_Problem description_
Repeat all entries exactly.

_Dataset rows describing interfaces_
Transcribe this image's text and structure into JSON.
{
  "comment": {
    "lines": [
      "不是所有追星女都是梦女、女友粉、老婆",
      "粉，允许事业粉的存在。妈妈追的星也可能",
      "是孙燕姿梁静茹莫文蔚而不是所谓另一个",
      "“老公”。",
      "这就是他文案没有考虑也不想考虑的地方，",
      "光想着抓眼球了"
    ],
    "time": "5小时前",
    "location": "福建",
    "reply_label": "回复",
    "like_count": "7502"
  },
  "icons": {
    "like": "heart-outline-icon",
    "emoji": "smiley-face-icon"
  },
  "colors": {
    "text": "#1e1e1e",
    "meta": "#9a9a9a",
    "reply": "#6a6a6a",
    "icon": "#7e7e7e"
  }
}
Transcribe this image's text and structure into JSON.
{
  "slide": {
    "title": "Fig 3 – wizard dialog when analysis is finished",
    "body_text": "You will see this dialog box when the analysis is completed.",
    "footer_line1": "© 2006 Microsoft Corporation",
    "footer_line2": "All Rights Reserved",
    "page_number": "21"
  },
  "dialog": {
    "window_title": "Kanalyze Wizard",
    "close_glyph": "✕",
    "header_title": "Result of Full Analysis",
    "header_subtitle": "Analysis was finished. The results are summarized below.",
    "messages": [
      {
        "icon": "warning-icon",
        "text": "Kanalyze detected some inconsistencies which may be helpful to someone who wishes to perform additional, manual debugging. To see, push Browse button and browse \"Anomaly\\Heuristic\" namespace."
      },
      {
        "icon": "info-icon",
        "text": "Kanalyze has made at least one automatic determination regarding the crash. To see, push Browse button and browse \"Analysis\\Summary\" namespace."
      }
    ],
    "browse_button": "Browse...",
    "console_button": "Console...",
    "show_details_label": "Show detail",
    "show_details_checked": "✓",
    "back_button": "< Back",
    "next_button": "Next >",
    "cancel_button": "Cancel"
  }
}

_Your solution_
Transcribe this image's text and structure into JSON.
{
  "comment": {
    "lines": [
      "不是所有追星女都是梦女、女友粉、老婆",
      "粉，允许事业粉的存在。妈妈追的星也可能",
      "是孙燕姿梁静茹莫文蔚而不是所谓另一个",
      "“老公”。",
      "这就是他文案没有考虑也不想考虑的地方，",
      "光想着抓眼球了"
    ],
    "time": "5小时前",
    "location": "福建",
    "reply_label": "回复",
    "like_count": "7502"
  },
  "icons": {
    "like": "heart-outline-icon",
    "emoji": "smiley-face-icon"
  },
  "colors": {
    "text": "#1e1e1e",
    "meta": "#9a9a9a",
    "reply": "#6a6a6a",
    "icon": "#7e7e7e"
  }
}
Transcribe this image's text and structure into JSON.
{
  "slide": {
    "title": "Fig 3 – wizard dialog when analysis is finished",
    "body_text": "You will see this dialog box when the analysis is completed.",
    "footer_line1": "© 2006 Microsoft Corporation",
    "footer_line2": "All Rights Reserved",
    "page_number": "21"
  },
  "dialog": {
    "window_title": "Kanalyze Wizard",
    "close_glyph": "✕",
    "header_title": "Result of Full Analysis",
    "header_subtitle": "Analysis was finished. The results are summarized below.",
    "messages": [
      {
        "icon": "warning-icon",
        "text": "Kanalyze detected some inconsistencies which may be helpful to someone who wishes to perform additional, manual debugging. To see, push Browse button and browse \"Anomaly\\Heuristic\" namespace."
      },
      {
        "icon": "info-icon",
        "text": "Kanalyze has made at least one automatic determination regarding the crash. To see, push Browse button and browse \"Analysis\\Summary\" namespace."
      }
    ],
    "browse_button": "Browse...",
    "console_button": "Console...",
    "show_details_label": "Show detail",
    "show_details_checked": "✓",
    "back_button": "< Back",
    "next_button": "Next >",
    "cancel_button": "Cancel"
  }
}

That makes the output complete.